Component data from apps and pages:
BEGIN
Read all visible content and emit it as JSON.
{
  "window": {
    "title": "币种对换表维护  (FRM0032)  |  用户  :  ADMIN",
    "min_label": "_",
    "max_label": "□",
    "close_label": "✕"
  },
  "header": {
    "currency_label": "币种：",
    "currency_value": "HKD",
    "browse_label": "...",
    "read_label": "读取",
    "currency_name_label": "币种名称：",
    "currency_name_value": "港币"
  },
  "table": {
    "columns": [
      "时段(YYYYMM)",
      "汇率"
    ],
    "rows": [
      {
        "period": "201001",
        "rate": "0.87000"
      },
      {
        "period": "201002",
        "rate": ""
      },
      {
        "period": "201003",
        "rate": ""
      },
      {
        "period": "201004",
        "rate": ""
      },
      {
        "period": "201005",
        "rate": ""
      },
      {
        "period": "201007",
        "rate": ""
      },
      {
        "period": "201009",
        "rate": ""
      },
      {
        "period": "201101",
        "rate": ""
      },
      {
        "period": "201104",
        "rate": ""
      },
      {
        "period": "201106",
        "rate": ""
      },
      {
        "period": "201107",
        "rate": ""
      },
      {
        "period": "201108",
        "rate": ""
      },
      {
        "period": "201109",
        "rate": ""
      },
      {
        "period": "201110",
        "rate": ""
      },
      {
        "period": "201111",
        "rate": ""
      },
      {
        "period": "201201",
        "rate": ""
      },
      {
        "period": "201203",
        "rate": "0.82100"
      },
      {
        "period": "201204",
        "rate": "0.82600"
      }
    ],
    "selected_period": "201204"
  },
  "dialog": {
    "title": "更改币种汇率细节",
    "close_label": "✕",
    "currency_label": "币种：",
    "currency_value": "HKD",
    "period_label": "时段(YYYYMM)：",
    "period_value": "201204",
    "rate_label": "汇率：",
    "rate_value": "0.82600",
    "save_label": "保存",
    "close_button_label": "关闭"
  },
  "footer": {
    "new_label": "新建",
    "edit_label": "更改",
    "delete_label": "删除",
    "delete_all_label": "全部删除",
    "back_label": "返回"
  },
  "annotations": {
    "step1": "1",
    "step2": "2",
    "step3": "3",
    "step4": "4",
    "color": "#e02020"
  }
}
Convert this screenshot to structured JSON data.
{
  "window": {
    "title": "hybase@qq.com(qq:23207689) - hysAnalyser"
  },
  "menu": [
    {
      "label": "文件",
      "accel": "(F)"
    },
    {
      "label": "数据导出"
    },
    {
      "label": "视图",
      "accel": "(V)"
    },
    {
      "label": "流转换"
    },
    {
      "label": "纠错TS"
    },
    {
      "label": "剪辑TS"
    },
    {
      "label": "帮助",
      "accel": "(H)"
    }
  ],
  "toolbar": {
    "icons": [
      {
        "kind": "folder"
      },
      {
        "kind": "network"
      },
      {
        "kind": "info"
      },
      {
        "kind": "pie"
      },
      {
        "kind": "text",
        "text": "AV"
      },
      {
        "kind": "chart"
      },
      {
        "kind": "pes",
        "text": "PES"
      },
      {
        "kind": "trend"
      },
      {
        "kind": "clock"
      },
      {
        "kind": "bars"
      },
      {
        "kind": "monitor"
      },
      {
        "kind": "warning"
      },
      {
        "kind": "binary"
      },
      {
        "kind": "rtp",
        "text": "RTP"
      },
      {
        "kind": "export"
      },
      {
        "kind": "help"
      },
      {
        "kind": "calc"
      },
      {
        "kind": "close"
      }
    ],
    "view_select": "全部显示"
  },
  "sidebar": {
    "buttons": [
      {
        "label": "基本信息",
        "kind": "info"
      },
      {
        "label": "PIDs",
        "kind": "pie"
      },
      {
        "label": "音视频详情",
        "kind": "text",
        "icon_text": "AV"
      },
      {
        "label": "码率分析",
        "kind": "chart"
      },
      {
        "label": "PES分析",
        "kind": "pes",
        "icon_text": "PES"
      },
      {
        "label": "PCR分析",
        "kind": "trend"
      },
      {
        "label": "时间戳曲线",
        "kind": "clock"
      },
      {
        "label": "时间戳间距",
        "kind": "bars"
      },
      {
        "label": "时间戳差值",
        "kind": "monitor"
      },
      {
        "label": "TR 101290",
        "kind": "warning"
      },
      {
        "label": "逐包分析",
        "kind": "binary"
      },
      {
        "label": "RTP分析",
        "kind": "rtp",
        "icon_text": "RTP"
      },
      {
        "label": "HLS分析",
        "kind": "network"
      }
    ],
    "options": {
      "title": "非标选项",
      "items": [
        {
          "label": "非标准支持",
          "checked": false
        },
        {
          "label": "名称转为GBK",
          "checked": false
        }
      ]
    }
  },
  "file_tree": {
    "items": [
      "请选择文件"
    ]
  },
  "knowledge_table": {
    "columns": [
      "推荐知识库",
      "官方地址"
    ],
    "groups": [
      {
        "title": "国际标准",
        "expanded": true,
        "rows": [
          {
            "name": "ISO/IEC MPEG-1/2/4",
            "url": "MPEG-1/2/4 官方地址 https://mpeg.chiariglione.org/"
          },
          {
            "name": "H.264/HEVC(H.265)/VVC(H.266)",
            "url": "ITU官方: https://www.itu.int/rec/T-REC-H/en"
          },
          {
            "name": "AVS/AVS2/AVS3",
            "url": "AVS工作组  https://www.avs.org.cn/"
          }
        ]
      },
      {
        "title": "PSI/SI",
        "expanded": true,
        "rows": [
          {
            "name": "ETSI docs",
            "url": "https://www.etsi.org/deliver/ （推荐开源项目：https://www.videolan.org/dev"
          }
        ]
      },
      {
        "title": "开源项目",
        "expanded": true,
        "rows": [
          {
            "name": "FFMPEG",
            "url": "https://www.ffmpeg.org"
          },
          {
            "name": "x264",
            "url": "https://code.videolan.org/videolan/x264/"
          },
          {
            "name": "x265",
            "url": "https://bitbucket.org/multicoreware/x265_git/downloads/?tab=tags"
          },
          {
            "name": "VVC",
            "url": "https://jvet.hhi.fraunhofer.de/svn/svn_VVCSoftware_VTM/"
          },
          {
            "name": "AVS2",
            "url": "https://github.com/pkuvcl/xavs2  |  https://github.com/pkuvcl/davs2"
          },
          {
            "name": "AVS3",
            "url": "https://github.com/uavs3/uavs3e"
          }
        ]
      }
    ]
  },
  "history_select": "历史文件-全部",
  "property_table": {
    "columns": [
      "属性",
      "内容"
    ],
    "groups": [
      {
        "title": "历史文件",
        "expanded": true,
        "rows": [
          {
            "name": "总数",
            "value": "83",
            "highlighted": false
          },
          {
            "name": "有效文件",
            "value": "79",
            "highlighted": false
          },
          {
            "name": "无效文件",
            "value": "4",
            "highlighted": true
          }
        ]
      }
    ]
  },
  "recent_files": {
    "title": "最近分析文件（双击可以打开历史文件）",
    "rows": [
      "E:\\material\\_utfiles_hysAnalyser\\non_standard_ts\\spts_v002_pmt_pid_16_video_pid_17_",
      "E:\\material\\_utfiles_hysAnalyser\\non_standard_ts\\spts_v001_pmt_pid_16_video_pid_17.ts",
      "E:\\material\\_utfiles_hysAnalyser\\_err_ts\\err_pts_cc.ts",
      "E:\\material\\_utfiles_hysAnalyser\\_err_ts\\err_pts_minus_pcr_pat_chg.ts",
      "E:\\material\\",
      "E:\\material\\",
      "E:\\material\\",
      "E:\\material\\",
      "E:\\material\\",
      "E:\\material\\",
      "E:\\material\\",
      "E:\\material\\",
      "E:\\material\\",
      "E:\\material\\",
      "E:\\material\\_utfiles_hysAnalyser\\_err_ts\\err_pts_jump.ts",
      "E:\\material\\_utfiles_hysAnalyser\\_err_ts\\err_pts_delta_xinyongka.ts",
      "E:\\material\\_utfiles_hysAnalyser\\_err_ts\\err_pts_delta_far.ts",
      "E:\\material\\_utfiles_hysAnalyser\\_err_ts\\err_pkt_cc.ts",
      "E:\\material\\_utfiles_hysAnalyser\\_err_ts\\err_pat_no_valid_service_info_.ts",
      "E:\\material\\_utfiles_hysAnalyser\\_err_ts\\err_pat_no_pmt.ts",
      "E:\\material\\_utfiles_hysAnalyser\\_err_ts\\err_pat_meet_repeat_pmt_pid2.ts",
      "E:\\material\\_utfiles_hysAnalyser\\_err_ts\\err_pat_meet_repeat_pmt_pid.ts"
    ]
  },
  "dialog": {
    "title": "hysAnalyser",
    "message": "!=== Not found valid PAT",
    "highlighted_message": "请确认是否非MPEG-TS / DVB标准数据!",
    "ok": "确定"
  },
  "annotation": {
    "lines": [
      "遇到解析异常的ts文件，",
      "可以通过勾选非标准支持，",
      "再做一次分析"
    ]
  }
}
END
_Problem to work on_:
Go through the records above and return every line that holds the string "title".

_Exercise output_:
    "title": "币种对换表维护  (FRM0032)  |  用户  :  ADMIN",
    "title": "更改币种汇率细节",
    "title": "hybase@qq.com(qq:23207689) - hysAnalyser"
      "title": "非标选项",
        "title": "国际标准",
        "title": "PSI/SI",
        "title": "开源项目",
        "title": "历史文件",
    "title": "最近分析文件（双击可以打开历史文件）",
    "title": "hysAnalyser",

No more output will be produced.